**RECORDS TO USE**.
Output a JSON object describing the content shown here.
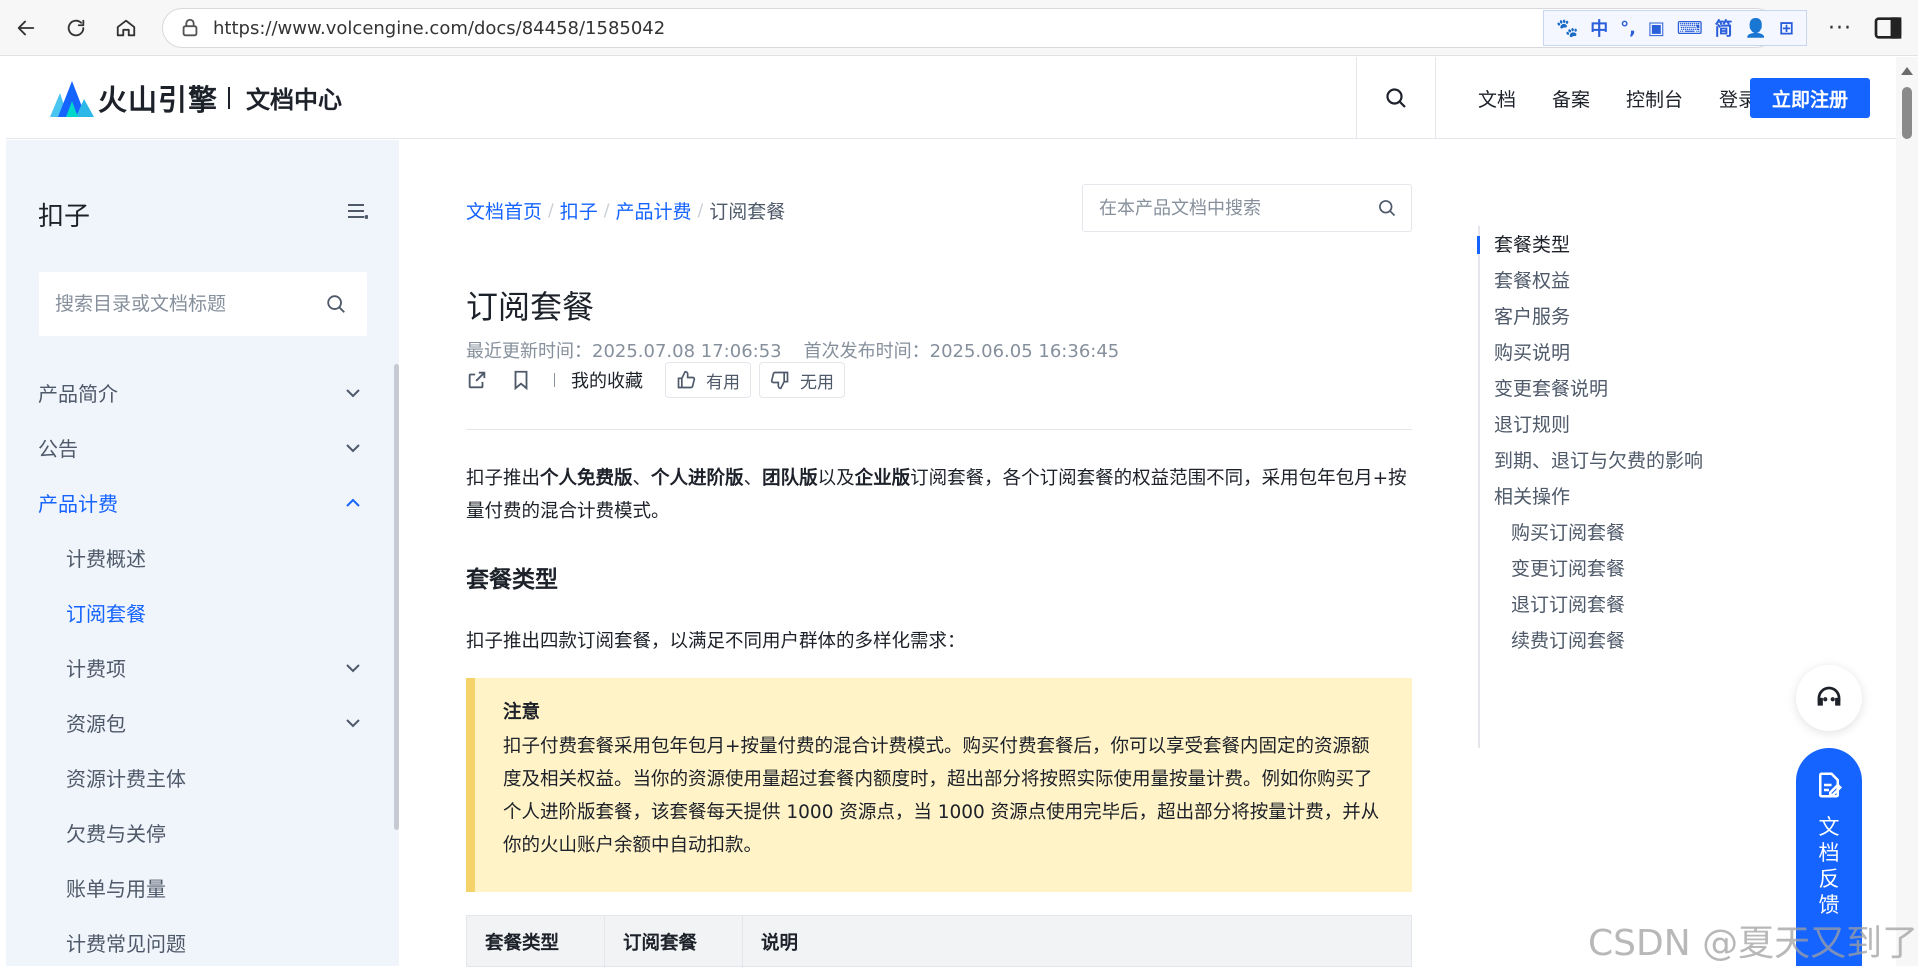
{
  "browser": {
    "url": "https://www.volcengine.com/docs/84458/1585042",
    "ime": [
      "🐾",
      "中",
      "°,",
      "▣",
      "⌨",
      "简",
      "👤",
      "⊞"
    ],
    "more": "···"
  },
  "header": {
    "brand": "火山引擎",
    "subtitle": "文档中心",
    "links": [
      "文档",
      "备案",
      "控制台",
      "登录"
    ],
    "signup": "立即注册"
  },
  "sidebar": {
    "title": "扣子",
    "search_placeholder": "搜索目录或文档标题",
    "items": [
      {
        "label": "产品简介",
        "level": 1,
        "chevron": "down",
        "active": false
      },
      {
        "label": "公告",
        "level": 1,
        "chevron": "down",
        "active": false
      },
      {
        "label": "产品计费",
        "level": 1,
        "chevron": "up",
        "active": true
      },
      {
        "label": "计费概述",
        "level": 2,
        "chevron": "",
        "active": false
      },
      {
        "label": "订阅套餐",
        "level": 2,
        "chevron": "",
        "active": true
      },
      {
        "label": "计费项",
        "level": 2,
        "chevron": "down",
        "active": false
      },
      {
        "label": "资源包",
        "level": 2,
        "chevron": "down",
        "active": false
      },
      {
        "label": "资源计费主体",
        "level": 2,
        "chevron": "",
        "active": false
      },
      {
        "label": "欠费与关停",
        "level": 2,
        "chevron": "",
        "active": false
      },
      {
        "label": "账单与用量",
        "level": 2,
        "chevron": "",
        "active": false
      },
      {
        "label": "计费常见问题",
        "level": 2,
        "chevron": "",
        "active": false
      }
    ]
  },
  "main": {
    "breadcrumb": [
      "文档首页",
      "扣子",
      "产品计费",
      "订阅套餐"
    ],
    "search_placeholder": "在本产品文档中搜索",
    "title": "订阅套餐",
    "updated": "最近更新时间：2025.07.08 17:06:53",
    "published": "首次发布时间：2025.06.05 16:36:45",
    "favorites": "我的收藏",
    "useful": "有用",
    "useless": "无用",
    "intro": {
      "p1": "扣子推出",
      "b1": "个人免费版",
      "p2": "、",
      "b2": "个人进阶版",
      "p3": "、",
      "b3": "团队版",
      "p4": "以及",
      "b4": "企业版",
      "p5": "订阅套餐，各个订阅套餐的权益范围不同，采用包年包月+按量付费的混合计费模式。"
    },
    "section_title": "套餐类型",
    "section_text": "扣子推出四款订阅套餐，以满足不同用户群体的多样化需求：",
    "notice_title": "注意",
    "notice_body": "扣子付费套餐采用包年包月+按量付费的混合计费模式。购买付费套餐后，你可以享受套餐内固定的资源额度及相关权益。当你的资源使用量超过套餐内额度时，超出部分将按照实际使用量按量计费。例如你购买了个人进阶版套餐，该套餐每天提供 1000 资源点，当 1000 资源点使用完毕后，超出部分将按量计费，并从你的火山账户余额中自动扣款。",
    "table_headers": [
      "套餐类型",
      "订阅套餐",
      "说明"
    ]
  },
  "toc": {
    "items": [
      {
        "label": "套餐类型",
        "level": 1,
        "active": true
      },
      {
        "label": "套餐权益",
        "level": 1,
        "active": false
      },
      {
        "label": "客户服务",
        "level": 1,
        "active": false
      },
      {
        "label": "购买说明",
        "level": 1,
        "active": false
      },
      {
        "label": "变更套餐说明",
        "level": 1,
        "active": false
      },
      {
        "label": "退订规则",
        "level": 1,
        "active": false
      },
      {
        "label": "到期、退订与欠费的影响",
        "level": 1,
        "active": false
      },
      {
        "label": "相关操作",
        "level": 1,
        "active": false
      },
      {
        "label": "购买订阅套餐",
        "level": 2,
        "active": false
      },
      {
        "label": "变更订阅套餐",
        "level": 2,
        "active": false
      },
      {
        "label": "退订订阅套餐",
        "level": 2,
        "active": false
      },
      {
        "label": "续费订阅套餐",
        "level": 2,
        "active": false
      }
    ]
  },
  "floating": {
    "feedback": "文档反馈"
  },
  "watermark": "CSDN @夏天又到了",
  "colors": {
    "accent": "#1664ff",
    "sidebar_bg": "#f0f4fb",
    "notice_bg": "#fff3c7",
    "notice_border": "#f5d36a"
  }
}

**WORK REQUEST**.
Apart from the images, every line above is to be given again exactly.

**EXERCISE OUTPUT**.
Output a JSON object describing the content shown here.
{
  "browser": {
    "url": "https://www.volcengine.com/docs/84458/1585042",
    "ime": [
      "🐾",
      "中",
      "°,",
      "▣",
      "⌨",
      "简",
      "👤",
      "⊞"
    ],
    "more": "···"
  },
  "header": {
    "brand": "火山引擎",
    "subtitle": "文档中心",
    "links": [
      "文档",
      "备案",
      "控制台",
      "登录"
    ],
    "signup": "立即注册"
  },
  "sidebar": {
    "title": "扣子",
    "search_placeholder": "搜索目录或文档标题",
    "items": [
      {
        "label": "产品简介",
        "level": 1,
        "chevron": "down",
        "active": false
      },
      {
        "label": "公告",
        "level": 1,
        "chevron": "down",
        "active": false
      },
      {
        "label": "产品计费",
        "level": 1,
        "chevron": "up",
        "active": true
      },
      {
        "label": "计费概述",
        "level": 2,
        "chevron": "",
        "active": false
      },
      {
        "label": "订阅套餐",
        "level": 2,
        "chevron": "",
        "active": true
      },
      {
        "label": "计费项",
        "level": 2,
        "chevron": "down",
        "active": false
      },
      {
        "label": "资源包",
        "level": 2,
        "chevron": "down",
        "active": false
      },
      {
        "label": "资源计费主体",
        "level": 2,
        "chevron": "",
        "active": false
      },
      {
        "label": "欠费与关停",
        "level": 2,
        "chevron": "",
        "active": false
      },
      {
        "label": "账单与用量",
        "level": 2,
        "chevron": "",
        "active": false
      },
      {
        "label": "计费常见问题",
        "level": 2,
        "chevron": "",
        "active": false
      }
    ]
  },
  "main": {
    "breadcrumb": [
      "文档首页",
      "扣子",
      "产品计费",
      "订阅套餐"
    ],
    "search_placeholder": "在本产品文档中搜索",
    "title": "订阅套餐",
    "updated": "最近更新时间：2025.07.08 17:06:53",
    "published": "首次发布时间：2025.06.05 16:36:45",
    "favorites": "我的收藏",
    "useful": "有用",
    "useless": "无用",
    "intro": {
      "p1": "扣子推出",
      "b1": "个人免费版",
      "p2": "、",
      "b2": "个人进阶版",
      "p3": "、",
      "b3": "团队版",
      "p4": "以及",
      "b4": "企业版",
      "p5": "订阅套餐，各个订阅套餐的权益范围不同，采用包年包月+按量付费的混合计费模式。"
    },
    "section_title": "套餐类型",
    "section_text": "扣子推出四款订阅套餐，以满足不同用户群体的多样化需求：",
    "notice_title": "注意",
    "notice_body": "扣子付费套餐采用包年包月+按量付费的混合计费模式。购买付费套餐后，你可以享受套餐内固定的资源额度及相关权益。当你的资源使用量超过套餐内额度时，超出部分将按照实际使用量按量计费。例如你购买了个人进阶版套餐，该套餐每天提供 1000 资源点，当 1000 资源点使用完毕后，超出部分将按量计费，并从你的火山账户余额中自动扣款。",
    "table_headers": [
      "套餐类型",
      "订阅套餐",
      "说明"
    ]
  },
  "toc": {
    "items": [
      {
        "label": "套餐类型",
        "level": 1,
        "active": true
      },
      {
        "label": "套餐权益",
        "level": 1,
        "active": false
      },
      {
        "label": "客户服务",
        "level": 1,
        "active": false
      },
      {
        "label": "购买说明",
        "level": 1,
        "active": false
      },
      {
        "label": "变更套餐说明",
        "level": 1,
        "active": false
      },
      {
        "label": "退订规则",
        "level": 1,
        "active": false
      },
      {
        "label": "到期、退订与欠费的影响",
        "level": 1,
        "active": false
      },
      {
        "label": "相关操作",
        "level": 1,
        "active": false
      },
      {
        "label": "购买订阅套餐",
        "level": 2,
        "active": false
      },
      {
        "label": "变更订阅套餐",
        "level": 2,
        "active": false
      },
      {
        "label": "退订订阅套餐",
        "level": 2,
        "active": false
      },
      {
        "label": "续费订阅套餐",
        "level": 2,
        "active": false
      }
    ]
  },
  "floating": {
    "feedback": "文档反馈"
  },
  "watermark": "CSDN @夏天又到了",
  "colors": {
    "accent": "#1664ff",
    "sidebar_bg": "#f0f4fb",
    "notice_bg": "#fff3c7",
    "notice_border": "#f5d36a"
  }
}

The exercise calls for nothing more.